LETTER | Last year’s May 9 election brought forward a wave of promises. Part of these promises are to bring institutional changes in Malaysia's rule of governance.
I am part of the Senate Reform Working Committee, a bipartisan initiative structured to improve and strengthen Malaysia's Upper House of Parliament to be a proper democratic institution of check and balance.
Of both houses (Dewan Rakyat and Dewan Negara), it is actually the Dewan Negara that has the bigger room to improve.
Today, the Senate is seen as a redundant hall, where policies passed by the lower house are almost always agreed upon by the upper house. The Senate today is powerless, it has the power to delay non-financial laws but it has never proposed new laws. It cannot even reject laws that it deems unfit for the benefit of the country.
Whilst Malaysia does have three branches of power, (the Dewan Rakyat, Dewan Negara and the Agong), it is known that all power is held by the lower house. With no system to prevent one branch of government from having more power over the others, the government is susceptible to being ruled by one group of people. This leaves Malaysia vulnerable towards tyranny.
By having different houses of parliament that have about as equal strength with one another, legislators from both houses would be encouraged to talk to one another, to not look down on one another and to properly debate, concede and even negotiate. This is proper law-making. It is meant to be hard, but with the certainty that good laws—recognised by all—will always filter through.

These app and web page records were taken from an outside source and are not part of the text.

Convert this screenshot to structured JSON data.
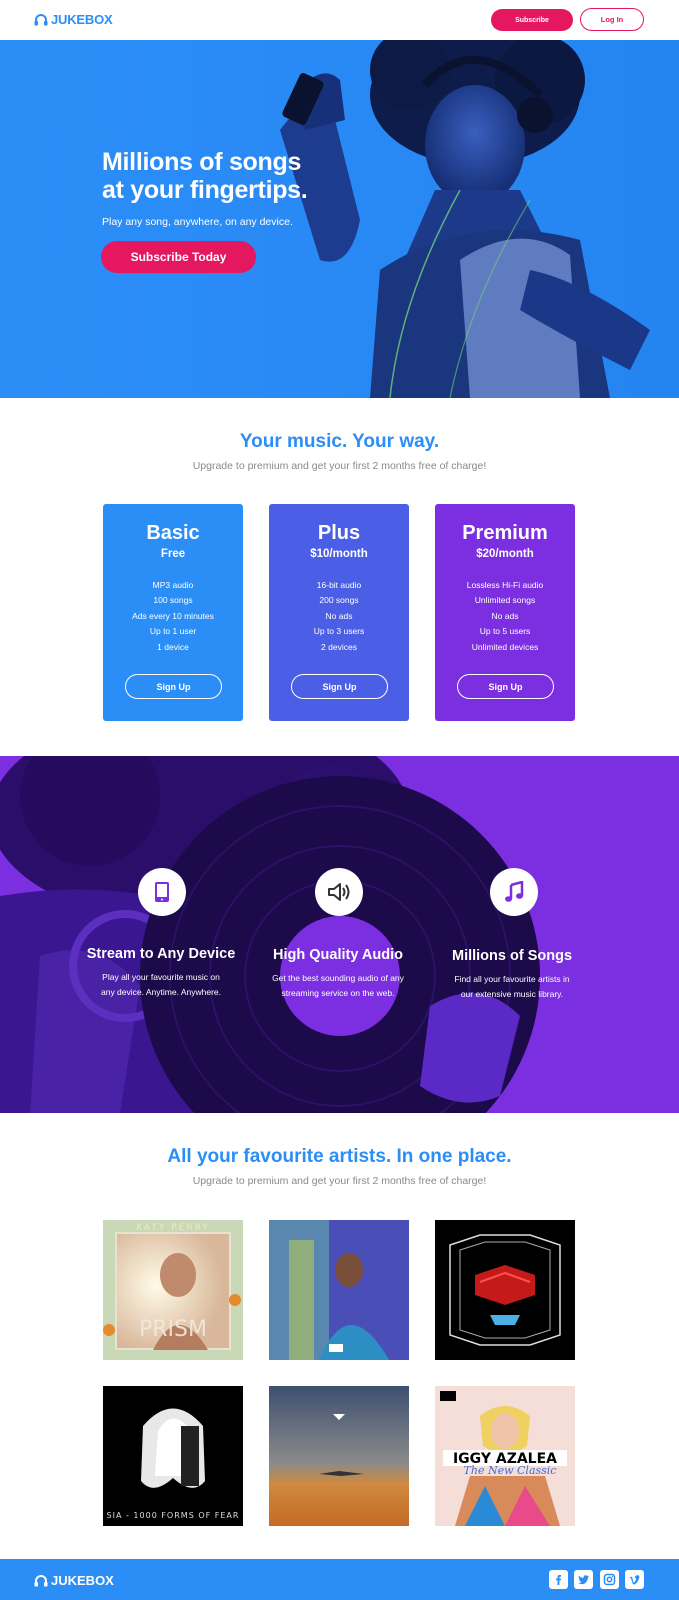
{
  "header": {
    "logo_text": "JUKEBOX",
    "subscribe_label": "Subscribe",
    "login_label": "Log In"
  },
  "hero": {
    "title_line1": "Millions of songs",
    "title_line2": "at your fingertips.",
    "subtitle": "Play any song, anywhere, on any device.",
    "cta_label": "Subscribe Today"
  },
  "plans_section": {
    "title": "Your music. Your way.",
    "subtitle": "Upgrade to premium and get your first 2 months free of charge!",
    "plans": [
      {
        "name": "Basic",
        "price": "Free",
        "color": "#2b8ef7",
        "features": [
          "MP3 audio",
          "100 songs",
          "Ads every 10 minutes",
          "Up to 1 user",
          "1 device"
        ],
        "button_label": "Sign Up"
      },
      {
        "name": "Plus",
        "price": "$10/month",
        "color": "#4b5fe6",
        "features": [
          "16-bit audio",
          "200 songs",
          "No ads",
          "Up to 3 users",
          "2 devices"
        ],
        "button_label": "Sign Up"
      },
      {
        "name": "Premium",
        "price": "$20/month",
        "color": "#7b2fe0",
        "features": [
          "Lossless Hi-Fi audio",
          "Unlimited songs",
          "No ads",
          "Up to 5 users",
          "Unlimited devices"
        ],
        "button_label": "Sign Up"
      }
    ]
  },
  "features": [
    {
      "icon": "tablet-icon",
      "title": "Stream to Any Device",
      "desc_line1": "Play all your favourite music on",
      "desc_line2": "any device. Anytime. Anywhere."
    },
    {
      "icon": "speaker-icon",
      "title": "High Quality Audio",
      "desc_line1": "Get the best sounding audio of any",
      "desc_line2": "streaming service on the web."
    },
    {
      "icon": "music-note-icon",
      "title": "Millions of Songs",
      "desc_line1": "Find all your favourite artists in",
      "desc_line2": "our extensive music library."
    }
  ],
  "artists_section": {
    "title": "All your favourite artists. In one place.",
    "subtitle": "Upgrade to premium and get your first 2 months free of charge!",
    "albums": [
      {
        "artist_text": "KATY PERRY",
        "album_text": "PRISM"
      },
      {
        "artist_text": "",
        "album_text": ""
      },
      {
        "artist_text": "",
        "album_text": ""
      },
      {
        "artist_text": "",
        "album_text": "SIA - 1000 FORMS OF FEAR"
      },
      {
        "artist_text": "",
        "album_text": ""
      },
      {
        "artist_text": "IGGY AZALEA",
        "album_text": "The New Classic"
      }
    ]
  },
  "footer": {
    "logo_text": "JUKEBOX",
    "social": [
      "facebook-icon",
      "twitter-icon",
      "instagram-icon",
      "vimeo-icon"
    ]
  },
  "colors": {
    "brand_blue": "#2b8ef7",
    "brand_pink": "#e5175f",
    "brand_purple": "#7b2fe0",
    "plus_blue": "#4b5fe6"
  }
}
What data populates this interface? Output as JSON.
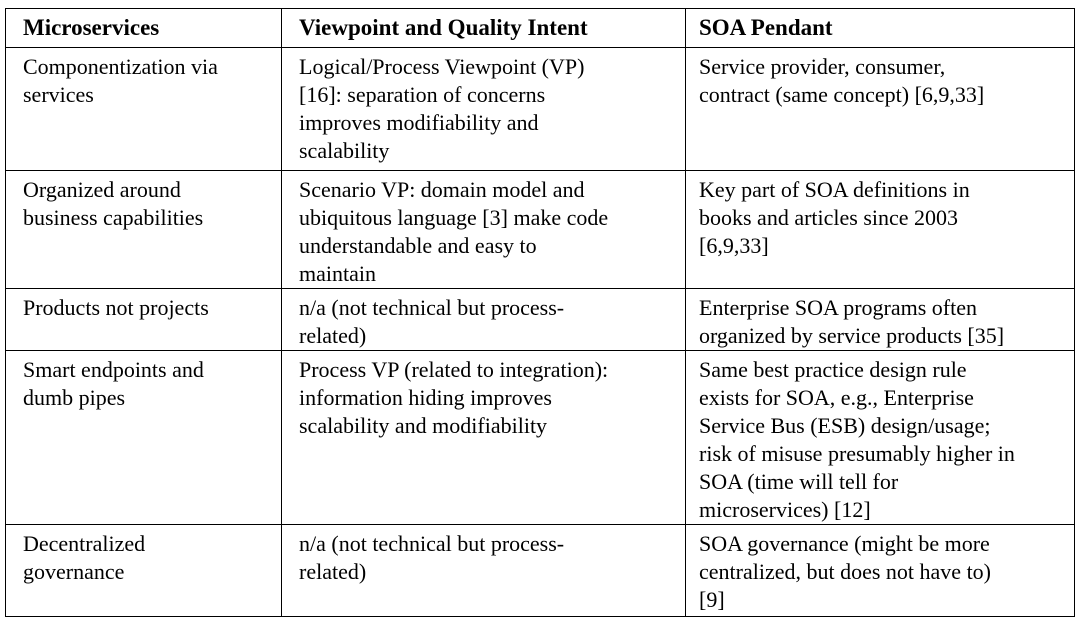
{
  "table": {
    "headers": [
      "Microservices",
      "Viewpoint and Quality Intent",
      "SOA Pendant"
    ],
    "rows": [
      [
        [
          "Componentization via",
          "services"
        ],
        [
          "Logical/Process Viewpoint (VP)",
          "[16]: separation of concerns",
          "improves modifiability and",
          "scalability"
        ],
        [
          "Service provider, consumer,",
          "contract (same concept) [6,9,33]"
        ]
      ],
      [
        [
          "Organized around",
          "business capabilities"
        ],
        [
          "Scenario VP: domain model and",
          "ubiquitous language [3] make code",
          "understandable and easy to",
          "maintain"
        ],
        [
          "Key part of SOA definitions in",
          "books and articles since 2003",
          "[6,9,33]"
        ]
      ],
      [
        [
          "Products not projects"
        ],
        [
          "n/a (not technical but process-",
          "related)"
        ],
        [
          "Enterprise SOA programs often",
          "organized by service products [35]"
        ]
      ],
      [
        [
          "Smart endpoints and",
          "dumb pipes"
        ],
        [
          "Process VP (related to integration):",
          "information hiding improves",
          "scalability and modifiability"
        ],
        [
          "Same best practice design rule",
          "exists for SOA, e.g., Enterprise",
          "Service Bus (ESB) design/usage;",
          "risk of misuse presumably higher in",
          "SOA (time will tell for",
          "microservices) [12]"
        ]
      ],
      [
        [
          "Decentralized",
          "governance"
        ],
        [
          "n/a (not technical but process-",
          "related)"
        ],
        [
          "SOA governance (might be more",
          "centralized, but does not have to)",
          "[9]"
        ]
      ]
    ]
  }
}
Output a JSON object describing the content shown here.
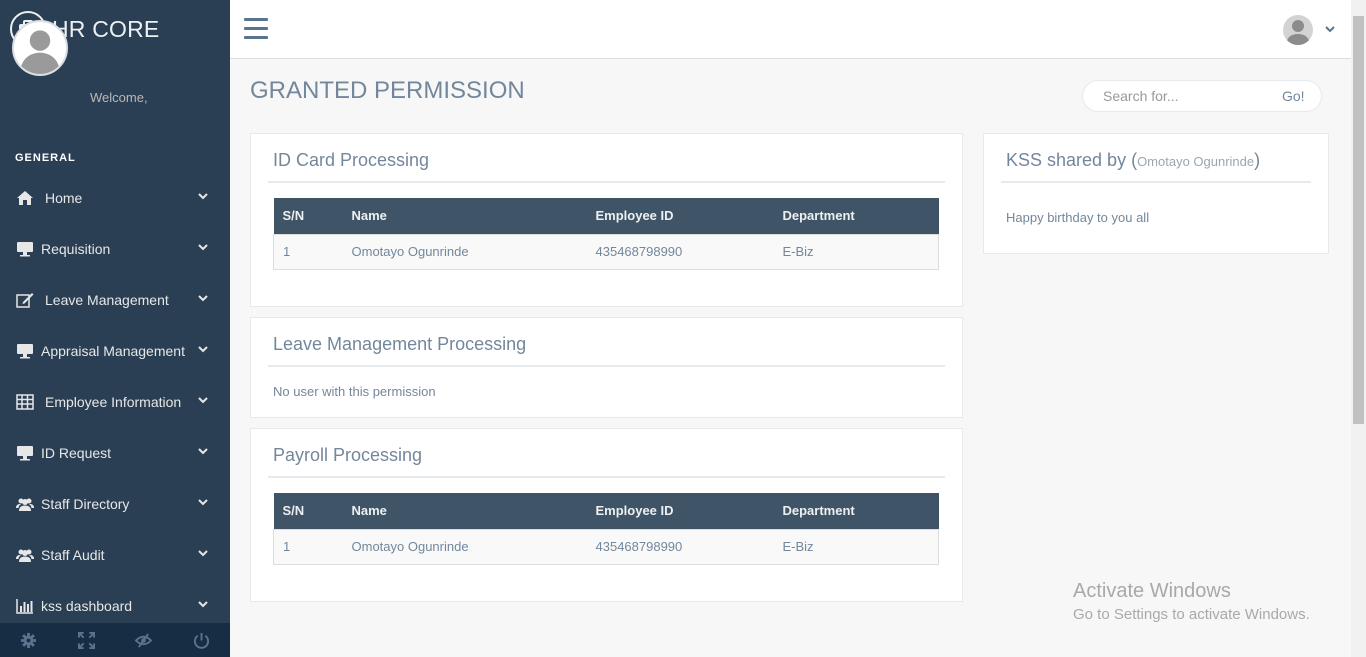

One issue that is pertinent today is the eligibility of certain ministers to uphold their role. It is the prime minister that gets to select who gets to become a minister. Oftentimes however, and this was seen to happen in the current and previous administrations, a minister gets selected, not based on his credentials, but solely to fulfill a political promise. This is dangerous.
Recently, we saw the case of Deputy Foreign Affairs Minister Marzuki Yahya being questioned for his credentials. This event left the entire government's reputation and credibility severed. Something like this could be avoided if the Senate had the power to question, filter and test the prime minister's selection for certain cabinet positions. Hearings could be made public. Potential ministers would have to be unilaterally decided as the best to fit the role to serve the country, past actions would be questioned and made transparent.
One other proposal is to perhaps restructure the number of senators in Dewan Negara to best represent the nation. Nazri Aziz, in a roundtable discussion, suggested that more populated states should have more representatives in the Dewan Negara. He also suggested that non-state reps, which should be lower than the number of state representatives, be given distinctive roles. A senator representing the disabled should be recognised as such. A senator representing minority rights should be recognised as such. A senator could even perhaps be elected to stand for human rights or children rights. All in all, this all points to a Dewan Negara that does not prioritize party lineage. Instead, it puts the nation first and ensures that senators are always prioritising the long run sustainability of the country.
This would also need to be accompanied by an extension of a senator's term. Three years may not be suitable if we want senators to be thinking about sustainable governance, especially if we reform the rules to make senators elected.
Perhaps we can begin including senators in select committees with the member of the Dewan Rakyat. Here, special interest senators can be included to provide their opinions of any incoming bills. Also, when it comes to international representation and diplomatic affairs, senator should also be included in discussions. This would increase the importance of the Dewan Negara.
Malaysia has entered a stage of development where we no longer need speed and agility but rather stability and proper filtration of good ideas. This is what will bring confidence to our nation. This is why this reform agenda is important.
Khairul Azwan Harun serves in the Dewan Negara.
The views expressed here are those of the author/contributor and do not necessarily represent the views of Malaysiakini.